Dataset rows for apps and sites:

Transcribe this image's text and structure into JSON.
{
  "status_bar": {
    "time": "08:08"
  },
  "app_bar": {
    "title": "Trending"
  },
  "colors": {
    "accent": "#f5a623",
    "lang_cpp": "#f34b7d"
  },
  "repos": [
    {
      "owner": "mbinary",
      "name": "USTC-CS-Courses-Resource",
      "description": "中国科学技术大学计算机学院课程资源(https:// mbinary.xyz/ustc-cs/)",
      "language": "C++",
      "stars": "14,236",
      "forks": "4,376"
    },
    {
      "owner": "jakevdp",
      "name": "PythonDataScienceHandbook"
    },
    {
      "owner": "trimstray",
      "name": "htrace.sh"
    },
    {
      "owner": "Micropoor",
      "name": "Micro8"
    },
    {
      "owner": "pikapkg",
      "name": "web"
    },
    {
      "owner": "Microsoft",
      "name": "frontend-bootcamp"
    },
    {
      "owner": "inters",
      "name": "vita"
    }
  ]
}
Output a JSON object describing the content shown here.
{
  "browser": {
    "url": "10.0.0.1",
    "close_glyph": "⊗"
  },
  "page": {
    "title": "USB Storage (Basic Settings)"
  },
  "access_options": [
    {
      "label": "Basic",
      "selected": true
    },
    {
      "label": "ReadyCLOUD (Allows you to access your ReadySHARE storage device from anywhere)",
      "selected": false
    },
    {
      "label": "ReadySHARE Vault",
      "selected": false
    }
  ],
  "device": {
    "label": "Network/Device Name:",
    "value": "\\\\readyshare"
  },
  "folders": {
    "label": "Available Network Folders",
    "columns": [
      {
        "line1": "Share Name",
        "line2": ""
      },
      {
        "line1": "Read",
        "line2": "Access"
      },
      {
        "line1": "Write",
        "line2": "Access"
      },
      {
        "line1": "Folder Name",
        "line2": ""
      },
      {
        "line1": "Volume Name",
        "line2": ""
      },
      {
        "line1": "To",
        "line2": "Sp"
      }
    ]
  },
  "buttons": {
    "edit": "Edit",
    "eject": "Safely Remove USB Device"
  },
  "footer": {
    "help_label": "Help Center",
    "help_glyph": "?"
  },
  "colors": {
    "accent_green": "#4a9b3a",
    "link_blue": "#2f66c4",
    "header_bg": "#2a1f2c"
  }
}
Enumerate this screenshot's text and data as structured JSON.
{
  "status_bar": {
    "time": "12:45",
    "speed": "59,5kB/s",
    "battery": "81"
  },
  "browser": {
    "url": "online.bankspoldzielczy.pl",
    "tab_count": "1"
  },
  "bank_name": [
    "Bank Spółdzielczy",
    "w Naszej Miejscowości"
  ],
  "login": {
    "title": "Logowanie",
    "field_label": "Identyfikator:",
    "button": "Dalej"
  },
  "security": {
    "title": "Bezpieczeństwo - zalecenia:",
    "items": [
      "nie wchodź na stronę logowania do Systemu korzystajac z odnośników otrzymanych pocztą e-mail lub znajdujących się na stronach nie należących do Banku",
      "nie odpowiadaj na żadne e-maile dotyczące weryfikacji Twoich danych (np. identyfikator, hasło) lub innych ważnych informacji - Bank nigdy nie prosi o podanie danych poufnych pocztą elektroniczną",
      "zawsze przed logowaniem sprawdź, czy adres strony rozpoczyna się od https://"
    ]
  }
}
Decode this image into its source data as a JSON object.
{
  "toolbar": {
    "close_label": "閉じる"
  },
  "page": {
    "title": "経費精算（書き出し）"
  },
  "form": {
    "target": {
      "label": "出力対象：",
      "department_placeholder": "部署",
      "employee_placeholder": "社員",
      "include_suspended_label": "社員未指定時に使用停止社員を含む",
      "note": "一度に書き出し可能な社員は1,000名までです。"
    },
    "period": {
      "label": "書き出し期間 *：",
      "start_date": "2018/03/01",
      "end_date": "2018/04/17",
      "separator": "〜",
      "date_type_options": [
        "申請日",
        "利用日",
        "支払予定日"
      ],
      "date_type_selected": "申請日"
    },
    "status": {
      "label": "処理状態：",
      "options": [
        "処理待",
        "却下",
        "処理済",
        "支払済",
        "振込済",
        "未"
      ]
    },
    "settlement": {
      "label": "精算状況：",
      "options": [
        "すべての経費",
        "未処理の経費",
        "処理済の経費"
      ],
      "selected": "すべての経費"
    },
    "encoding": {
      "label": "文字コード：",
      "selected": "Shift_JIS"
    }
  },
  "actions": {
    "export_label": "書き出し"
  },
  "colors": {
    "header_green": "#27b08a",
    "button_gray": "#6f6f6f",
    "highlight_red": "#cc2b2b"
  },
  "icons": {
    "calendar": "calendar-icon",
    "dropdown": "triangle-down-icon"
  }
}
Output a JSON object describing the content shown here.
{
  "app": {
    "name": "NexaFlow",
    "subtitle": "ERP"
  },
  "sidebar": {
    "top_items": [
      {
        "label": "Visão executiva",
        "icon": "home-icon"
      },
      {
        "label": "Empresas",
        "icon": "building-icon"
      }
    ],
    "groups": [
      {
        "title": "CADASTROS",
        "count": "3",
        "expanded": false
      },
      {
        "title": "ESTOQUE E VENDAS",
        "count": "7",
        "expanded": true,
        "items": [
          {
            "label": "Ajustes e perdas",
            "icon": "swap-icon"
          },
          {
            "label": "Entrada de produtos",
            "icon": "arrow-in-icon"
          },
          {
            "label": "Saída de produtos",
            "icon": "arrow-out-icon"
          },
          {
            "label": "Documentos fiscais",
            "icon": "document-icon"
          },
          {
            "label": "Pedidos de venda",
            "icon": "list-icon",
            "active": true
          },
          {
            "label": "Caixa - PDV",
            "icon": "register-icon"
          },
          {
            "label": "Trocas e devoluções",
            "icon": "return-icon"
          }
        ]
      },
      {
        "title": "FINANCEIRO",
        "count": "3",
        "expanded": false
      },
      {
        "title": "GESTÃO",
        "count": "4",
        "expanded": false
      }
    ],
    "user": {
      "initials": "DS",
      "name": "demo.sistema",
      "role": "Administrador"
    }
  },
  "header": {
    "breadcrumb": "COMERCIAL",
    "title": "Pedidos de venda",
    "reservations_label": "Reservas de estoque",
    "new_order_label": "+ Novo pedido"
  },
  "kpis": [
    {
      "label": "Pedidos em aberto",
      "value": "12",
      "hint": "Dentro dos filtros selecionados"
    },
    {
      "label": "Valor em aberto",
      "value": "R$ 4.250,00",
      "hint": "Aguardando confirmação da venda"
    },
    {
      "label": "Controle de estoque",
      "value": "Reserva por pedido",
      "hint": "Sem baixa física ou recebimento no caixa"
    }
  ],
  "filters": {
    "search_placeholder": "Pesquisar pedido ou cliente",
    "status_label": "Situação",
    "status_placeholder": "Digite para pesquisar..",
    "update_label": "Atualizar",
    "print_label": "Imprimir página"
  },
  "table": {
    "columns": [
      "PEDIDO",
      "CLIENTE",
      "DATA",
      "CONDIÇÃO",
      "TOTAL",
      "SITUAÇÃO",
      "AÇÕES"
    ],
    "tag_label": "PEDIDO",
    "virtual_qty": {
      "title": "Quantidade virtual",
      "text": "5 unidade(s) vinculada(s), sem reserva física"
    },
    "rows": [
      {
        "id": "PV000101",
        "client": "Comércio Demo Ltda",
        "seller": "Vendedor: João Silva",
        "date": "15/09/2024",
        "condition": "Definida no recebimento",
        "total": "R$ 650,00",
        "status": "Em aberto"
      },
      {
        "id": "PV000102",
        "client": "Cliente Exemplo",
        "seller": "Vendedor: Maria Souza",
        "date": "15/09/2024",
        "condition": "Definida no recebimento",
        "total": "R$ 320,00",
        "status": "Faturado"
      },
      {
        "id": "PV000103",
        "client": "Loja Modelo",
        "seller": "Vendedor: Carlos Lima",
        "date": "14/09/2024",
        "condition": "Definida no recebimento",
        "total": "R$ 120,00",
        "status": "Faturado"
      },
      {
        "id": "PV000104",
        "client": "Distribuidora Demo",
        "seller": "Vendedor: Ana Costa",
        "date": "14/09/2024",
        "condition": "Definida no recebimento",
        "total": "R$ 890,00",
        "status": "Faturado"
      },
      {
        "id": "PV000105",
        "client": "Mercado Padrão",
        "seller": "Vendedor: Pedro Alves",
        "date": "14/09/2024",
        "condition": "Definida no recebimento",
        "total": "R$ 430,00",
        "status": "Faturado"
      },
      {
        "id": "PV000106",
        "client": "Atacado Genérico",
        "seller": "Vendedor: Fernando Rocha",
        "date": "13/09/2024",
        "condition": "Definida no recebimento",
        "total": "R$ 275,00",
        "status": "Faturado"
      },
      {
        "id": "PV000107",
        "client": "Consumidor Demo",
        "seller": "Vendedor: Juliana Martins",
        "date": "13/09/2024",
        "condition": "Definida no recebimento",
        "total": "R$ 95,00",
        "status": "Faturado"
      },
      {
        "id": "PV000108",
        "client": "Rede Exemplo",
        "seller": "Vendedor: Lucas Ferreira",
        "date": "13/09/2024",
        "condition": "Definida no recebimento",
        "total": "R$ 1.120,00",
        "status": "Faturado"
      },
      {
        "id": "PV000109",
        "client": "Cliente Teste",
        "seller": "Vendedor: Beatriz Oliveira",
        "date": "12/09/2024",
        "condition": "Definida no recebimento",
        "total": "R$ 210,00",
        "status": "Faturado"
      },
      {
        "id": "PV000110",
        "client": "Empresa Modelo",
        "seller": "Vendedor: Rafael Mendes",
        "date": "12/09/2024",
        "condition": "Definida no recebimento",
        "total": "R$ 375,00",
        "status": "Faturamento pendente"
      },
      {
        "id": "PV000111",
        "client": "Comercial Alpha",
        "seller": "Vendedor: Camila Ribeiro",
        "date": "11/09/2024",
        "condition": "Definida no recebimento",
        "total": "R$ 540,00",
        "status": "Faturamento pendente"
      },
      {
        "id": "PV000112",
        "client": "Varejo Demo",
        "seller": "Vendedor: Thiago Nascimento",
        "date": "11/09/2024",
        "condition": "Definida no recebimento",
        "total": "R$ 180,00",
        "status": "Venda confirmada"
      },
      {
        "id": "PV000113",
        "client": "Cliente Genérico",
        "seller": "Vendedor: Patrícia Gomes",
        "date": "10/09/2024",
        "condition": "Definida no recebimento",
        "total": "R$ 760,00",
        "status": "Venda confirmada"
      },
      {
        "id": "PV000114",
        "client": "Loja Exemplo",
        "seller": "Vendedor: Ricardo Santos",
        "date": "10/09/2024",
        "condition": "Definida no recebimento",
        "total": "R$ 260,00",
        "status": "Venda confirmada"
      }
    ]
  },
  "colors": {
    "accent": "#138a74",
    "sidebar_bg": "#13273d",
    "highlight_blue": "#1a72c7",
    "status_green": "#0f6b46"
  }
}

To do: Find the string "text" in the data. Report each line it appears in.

Response for this exercise:
Transcribe this image's text and structure into JSON.
Enumerate this screenshot's text and data as structured JSON.
      "text": "5 unidade(s) vinculada(s), sem reserva física"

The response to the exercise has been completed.